Meanwhile, for Pilot and anyone who swaps bodies with him, it is a surprisingly profound experience, he having never expected to be separated from Moya again, particularly not so soon after severing their connection in “The Way We Weren’t,” and first D’Argo and then Chiana having to deal with his species’ incredibly complex physiology and multitasking abilities, which prove overwhelming at first. Meanwhile, Pilot’s mind can’t handle the simplicity of their bodies, remaining physically weak throughout the experience, and when in D’Argo, spending most of the time unconscious. While Anthony Simcoe doesn’t get a great deal of time to play Pilot because of this, Gigi Edgley does for a number of scenes and does an absolutely superb job capturing not only his vocal patterns but his fascination and fear at this utterly new experience, as well as his delicate nature. D’Argo and Pilot each gain a newfound understanding of each other:

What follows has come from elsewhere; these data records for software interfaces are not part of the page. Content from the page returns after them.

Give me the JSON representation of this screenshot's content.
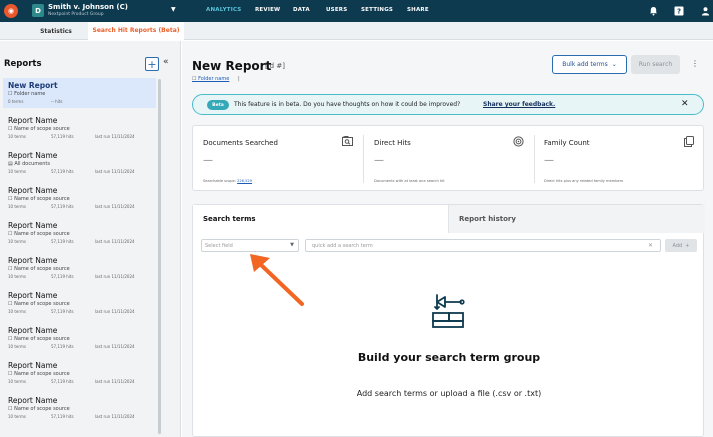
{
  "colors": {
    "topbar": "#0e3a4f",
    "accent_orange": "#e8612c",
    "nav_active": "#59c3d9",
    "primary_blue": "#2b6cb0",
    "beta_teal": "#36a9b9",
    "arrow": "#f26522"
  },
  "topbar": {
    "logo_icon": "brand-logo-icon",
    "case_badge": "D",
    "case_name": "Smith v. Johnson (C)",
    "case_group": "Nextpoint Product Group",
    "nav": [
      "ANALYTICS",
      "REVIEW",
      "DATA",
      "USERS",
      "SETTINGS",
      "SHARE"
    ],
    "active_nav": "ANALYTICS",
    "icons": [
      "bell-icon",
      "help-icon",
      "user-icon"
    ]
  },
  "subtabs": [
    "Statistics",
    "Search Hit Reports (Beta)"
  ],
  "sidebar": {
    "title": "Reports",
    "add_icon": "plus-icon",
    "collapse_icon": "double-chevron-left-icon",
    "items": [
      {
        "title": "New Report",
        "sub": "Folder name",
        "terms": "0 terms",
        "hits": "-- hits",
        "last_run": ""
      },
      {
        "title": "Report Name",
        "sub": "Name of scope source",
        "terms": "10 terms",
        "hits": "57,119 hits",
        "last_run": "last run 11/11/2024"
      },
      {
        "title": "Report Name",
        "sub": "All documents",
        "terms": "10 terms",
        "hits": "57,119 hits",
        "last_run": "last run 11/11/2024"
      },
      {
        "title": "Report Name",
        "sub": "Name of scope source",
        "terms": "10 terms",
        "hits": "57,119 hits",
        "last_run": "last run 11/11/2024"
      },
      {
        "title": "Report Name",
        "sub": "Name of scope source",
        "terms": "10 terms",
        "hits": "57,119 hits",
        "last_run": "last run 11/11/2024"
      },
      {
        "title": "Report Name",
        "sub": "Name of scope source",
        "terms": "10 terms",
        "hits": "57,119 hits",
        "last_run": "last run 11/11/2024"
      },
      {
        "title": "Report Name",
        "sub": "Name of scope source",
        "terms": "10 terms",
        "hits": "57,119 hits",
        "last_run": "last run 11/11/2024"
      },
      {
        "title": "Report Name",
        "sub": "Name of scope source",
        "terms": "10 terms",
        "hits": "57,119 hits",
        "last_run": "last run 11/11/2024"
      },
      {
        "title": "Report Name",
        "sub": "Name of scope source",
        "terms": "10 terms",
        "hits": "57,119 hits",
        "last_run": "last run 11/11/2024"
      },
      {
        "title": "Report Name",
        "sub": "Name of scope source",
        "terms": "10 terms",
        "hits": "57,119 hits",
        "last_run": "last run 11/11/2024"
      }
    ]
  },
  "main": {
    "title": "New Report",
    "id_label": "[id #]",
    "folder_link": "Folder name",
    "folder_sep": "|",
    "bulk_add_label": "Bulk add terms",
    "run_search_label": "Run search",
    "beta": {
      "badge": "Beta",
      "message": "This feature is in beta. Do you have thoughts on how it could be improved?",
      "link": "Share your feedback."
    },
    "stats": [
      {
        "title": "Documents Searched",
        "value": "—",
        "caption_prefix": "Searchable scope:",
        "caption_link": "226,529",
        "icon": "search-document-icon"
      },
      {
        "title": "Direct Hits",
        "value": "—",
        "caption_prefix": "Documents with at least one search hit",
        "caption_link": "",
        "icon": "target-icon"
      },
      {
        "title": "Family Count",
        "value": "—",
        "caption_prefix": "Direct hits plus any related family members",
        "caption_link": "",
        "icon": "copy-icon"
      }
    ],
    "tabs": [
      "Search terms",
      "Report history"
    ],
    "field_placeholder": "Select field",
    "term_placeholder": "quick add a search term",
    "add_label": "Add",
    "empty_title": "Build your search term group",
    "empty_subtitle": "Add search terms or upload a file (.csv or .txt)"
  }
}
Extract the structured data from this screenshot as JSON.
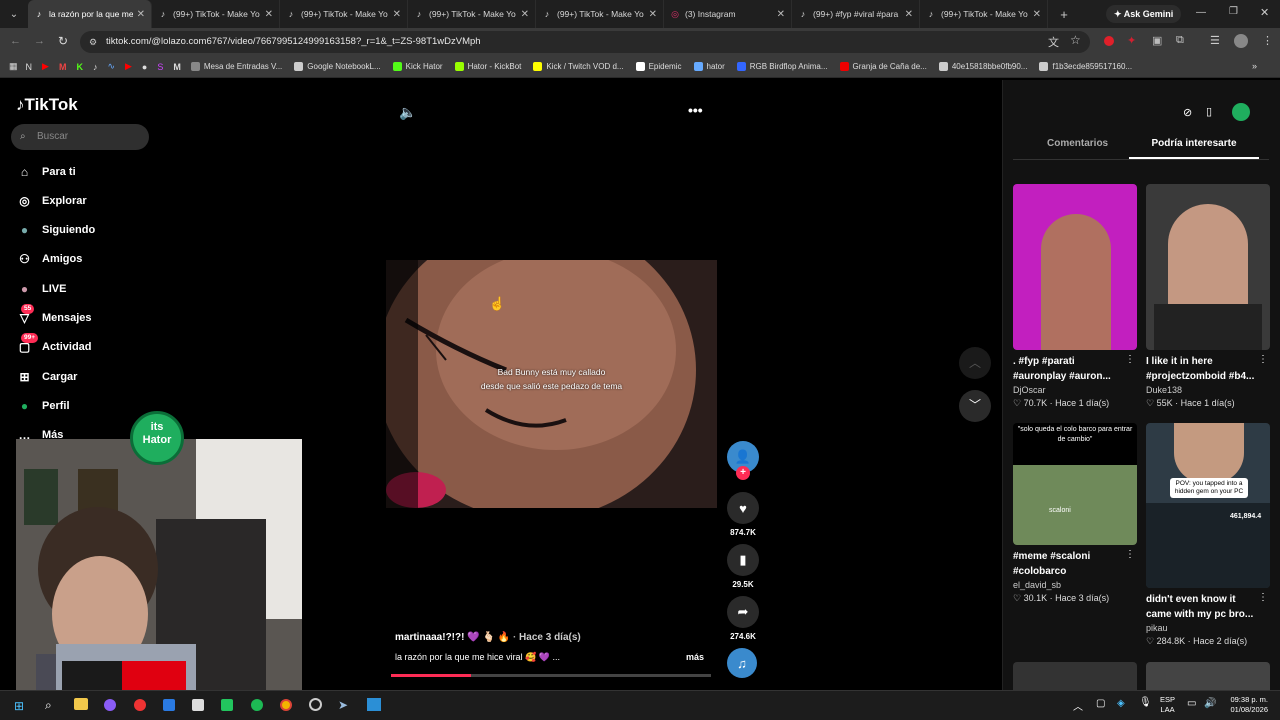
{
  "browser": {
    "tabs": [
      {
        "title": "la razón por la que me",
        "active": true,
        "icon": "tiktok-icon"
      },
      {
        "title": "(99+) TikTok - Make Yo",
        "active": false,
        "icon": "tiktok-icon"
      },
      {
        "title": "(99+) TikTok - Make Yo",
        "active": false,
        "icon": "tiktok-icon"
      },
      {
        "title": "(99+) TikTok - Make Yo",
        "active": false,
        "icon": "tiktok-icon"
      },
      {
        "title": "(99+) TikTok - Make Yo",
        "active": false,
        "icon": "tiktok-icon"
      },
      {
        "title": "(3) Instagram",
        "active": false,
        "icon": "instagram-icon"
      },
      {
        "title": "(99+) #fyp #viral #para",
        "active": false,
        "icon": "tiktok-icon"
      },
      {
        "title": "(99+) TikTok - Make Yo",
        "active": false,
        "icon": "tiktok-icon"
      }
    ],
    "ask_gemini": "Ask Gemini",
    "url": "tiktok.com/@lolazo.com6767/video/7667995124999163158?_r=1&_t=ZS-98T1wDzVMph",
    "bookmarks": [
      "Mesa de Entradas V...",
      "Google NotebookL...",
      "Kick Hator",
      "Hator - KickBot",
      "Kick / Twitch VOD d...",
      "Epidemic",
      "hator",
      "RGB Birdflop Anima...",
      "Granja de Caña de...",
      "40e15818bbe0fb90...",
      "f1b3ecde859517160..."
    ]
  },
  "sidebar": {
    "logo": "TikTok",
    "search_placeholder": "Buscar",
    "items": [
      {
        "label": "Para ti",
        "icon": "home-icon"
      },
      {
        "label": "Explorar",
        "icon": "compass-icon"
      },
      {
        "label": "Siguiendo",
        "icon": "following-avatar-icon"
      },
      {
        "label": "Amigos",
        "icon": "friends-icon"
      },
      {
        "label": "LIVE",
        "icon": "live-avatar-icon"
      },
      {
        "label": "Mensajes",
        "icon": "messages-icon",
        "badge": "55"
      },
      {
        "label": "Actividad",
        "icon": "activity-icon",
        "badge": "99+"
      },
      {
        "label": "Cargar",
        "icon": "upload-icon"
      },
      {
        "label": "Perfil",
        "icon": "profile-avatar-icon"
      },
      {
        "label": "Más",
        "icon": "more-icon"
      }
    ]
  },
  "overlay": {
    "webcam_logo_line1": "its",
    "webcam_logo_line2": "Hator"
  },
  "video": {
    "caption_line1": "Bad Bunny está muy callado",
    "caption_line2": "desde que salió este pedazo de tema",
    "author": "martinaaa!?!?! 💜 🫰🏻 🔥",
    "age": "Hace 3 día(s)",
    "description": "la razón por la que me hice viral 🥰 💜 ...",
    "more": "más",
    "progress": 0.25,
    "likes": "874.7K",
    "saves": "29.5K",
    "shares": "274.6K"
  },
  "right_panel": {
    "tabs": [
      "Comentarios",
      "Podría interesarte"
    ],
    "active_tab": 1,
    "cards": [
      {
        "title": ". #fyp #parati\n#auronplay #auron...",
        "author": "DjOscar",
        "likes": "70.7K",
        "age": "Hace 1 día(s)",
        "thumb_color": "#c21fbf",
        "overlay": ""
      },
      {
        "title": "I like it in here\n#projectzomboid #b4...",
        "author": "Duke138",
        "likes": "55K",
        "age": "Hace 1 día(s)",
        "thumb_color": "#3a3a3a",
        "overlay": ""
      },
      {
        "title": "#meme #scaloni\n#colobarco",
        "author": "el_david_sb",
        "likes": "30.1K",
        "age": "Hace 3 día(s)",
        "thumb_color": "#000000",
        "overlay": "\"solo queda el colo barco para entrar de cambio\"",
        "inner": "scaloni"
      },
      {
        "title": "didn't even know it\ncame with my pc bro...",
        "author": "pikau",
        "likes": "284.8K",
        "age": "Hace 2 día(s)",
        "thumb_color": "#2e3b45",
        "overlay": "POV: you tapped into a hidden gem on your PC",
        "inner": "461,894.4"
      }
    ]
  },
  "taskbar": {
    "lang": "ESP",
    "lang2": "LAA",
    "time": "09:38 p. m.",
    "date": "01/08/2026"
  }
}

D’ARGO (in PILOT): The glimpses I get of what you experience, Pilot- they make my own life feel insignificant.
PILOT (in CHIANA): That’s not true, D’Argo.
D’ARGO: It is. I have memories of my son, of a wife, but you have seen the galaxies and the birth of stars.
PILOT: But I have no…no memories of love. Of friendship. None. You have the remarkable memories, D’Argo.
It’s particularly touching and fascinating to hear Pilot speak like this, since he is the one who was so desperate for a life traveling in the stars that he indirectly betrayed Moya’s first Pilot, and yet what he’ll never have is a simple, everyday life of traditional romance, friendship, and love. And yet that doesn’t necessarily mean that Pilot would want to trade lives with D’Argo for good. It’s just that this time inside D’Argo’s body has allowed him to appreciate the positive attributes to the mundane lives of species whose minds and existences are simpler than his, as well as to be able to more adequately reassure D’Argo that even a life that has experienced fewer cosmic wonders than his has its own sorts of awe. Also, he is underestimating how Moya’s passengers feel about him, as he may not have had friendship in the past but he certainly does now.